• The data:

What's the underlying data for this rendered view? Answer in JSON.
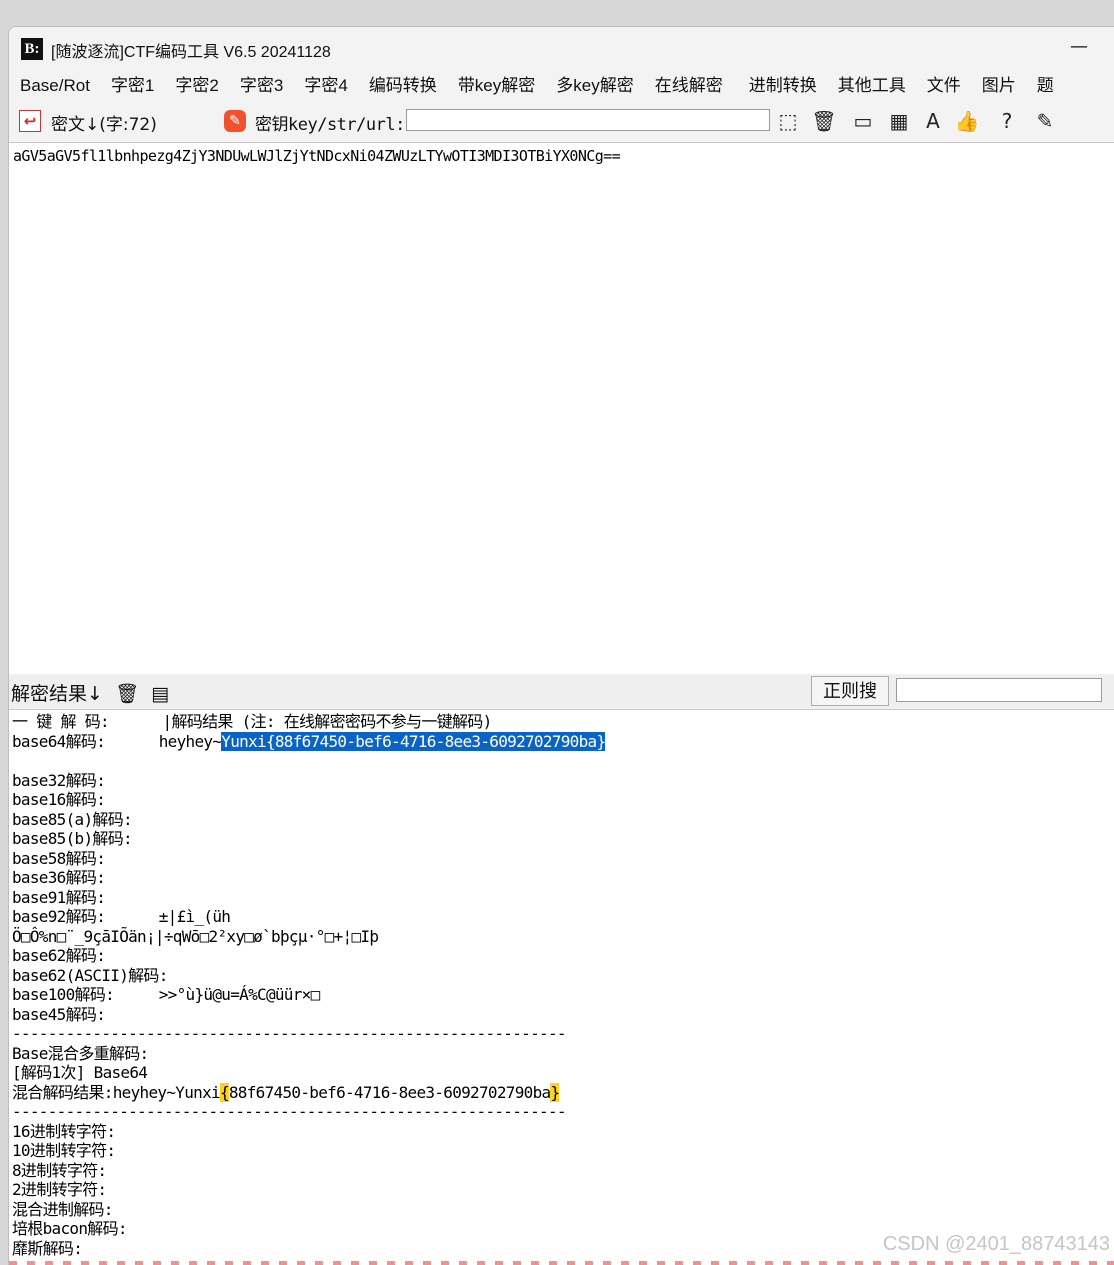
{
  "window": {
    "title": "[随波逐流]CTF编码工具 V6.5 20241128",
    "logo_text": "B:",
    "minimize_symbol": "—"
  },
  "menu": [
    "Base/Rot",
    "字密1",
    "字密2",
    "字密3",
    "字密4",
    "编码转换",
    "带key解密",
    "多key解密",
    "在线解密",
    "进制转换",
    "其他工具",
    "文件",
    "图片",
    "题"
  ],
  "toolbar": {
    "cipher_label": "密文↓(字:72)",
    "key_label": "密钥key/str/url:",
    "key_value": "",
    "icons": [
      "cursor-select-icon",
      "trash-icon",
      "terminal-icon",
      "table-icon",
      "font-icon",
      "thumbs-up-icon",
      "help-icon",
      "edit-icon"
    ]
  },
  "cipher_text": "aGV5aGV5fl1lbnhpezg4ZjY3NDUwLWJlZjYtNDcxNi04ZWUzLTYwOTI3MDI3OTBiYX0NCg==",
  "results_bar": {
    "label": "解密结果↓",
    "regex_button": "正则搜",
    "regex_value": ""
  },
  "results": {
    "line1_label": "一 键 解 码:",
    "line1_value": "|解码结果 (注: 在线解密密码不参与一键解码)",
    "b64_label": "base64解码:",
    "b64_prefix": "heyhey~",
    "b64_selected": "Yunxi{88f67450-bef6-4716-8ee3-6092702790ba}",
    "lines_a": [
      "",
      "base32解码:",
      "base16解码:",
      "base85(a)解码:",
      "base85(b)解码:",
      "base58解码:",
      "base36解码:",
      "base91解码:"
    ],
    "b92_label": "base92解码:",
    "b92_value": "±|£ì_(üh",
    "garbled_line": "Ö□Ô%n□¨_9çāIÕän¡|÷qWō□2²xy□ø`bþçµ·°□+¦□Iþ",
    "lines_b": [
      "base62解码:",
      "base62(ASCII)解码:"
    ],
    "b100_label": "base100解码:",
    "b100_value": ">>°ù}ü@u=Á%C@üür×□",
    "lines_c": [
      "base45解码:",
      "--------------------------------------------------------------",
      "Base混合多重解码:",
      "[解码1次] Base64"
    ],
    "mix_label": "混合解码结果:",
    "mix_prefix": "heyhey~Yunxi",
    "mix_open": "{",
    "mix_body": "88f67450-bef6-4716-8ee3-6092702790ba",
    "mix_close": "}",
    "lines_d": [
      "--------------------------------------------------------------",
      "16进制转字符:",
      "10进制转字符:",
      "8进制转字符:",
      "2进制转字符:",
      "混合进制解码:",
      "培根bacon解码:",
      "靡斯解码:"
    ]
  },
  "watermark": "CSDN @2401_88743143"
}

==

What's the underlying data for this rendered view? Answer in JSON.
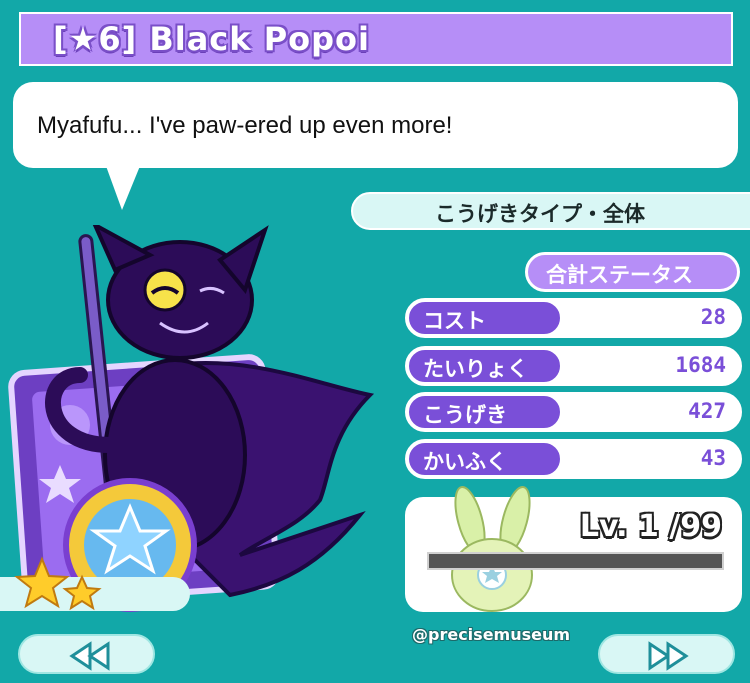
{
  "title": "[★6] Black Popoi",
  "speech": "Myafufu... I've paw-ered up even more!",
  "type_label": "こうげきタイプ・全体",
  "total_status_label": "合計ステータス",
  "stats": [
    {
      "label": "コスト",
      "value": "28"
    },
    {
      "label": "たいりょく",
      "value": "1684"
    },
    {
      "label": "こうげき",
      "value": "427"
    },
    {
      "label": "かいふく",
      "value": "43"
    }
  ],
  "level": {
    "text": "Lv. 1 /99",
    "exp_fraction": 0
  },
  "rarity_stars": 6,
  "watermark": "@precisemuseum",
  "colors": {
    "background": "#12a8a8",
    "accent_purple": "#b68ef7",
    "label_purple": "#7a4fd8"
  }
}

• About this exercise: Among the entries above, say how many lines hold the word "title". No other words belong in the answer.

• Answer below: 2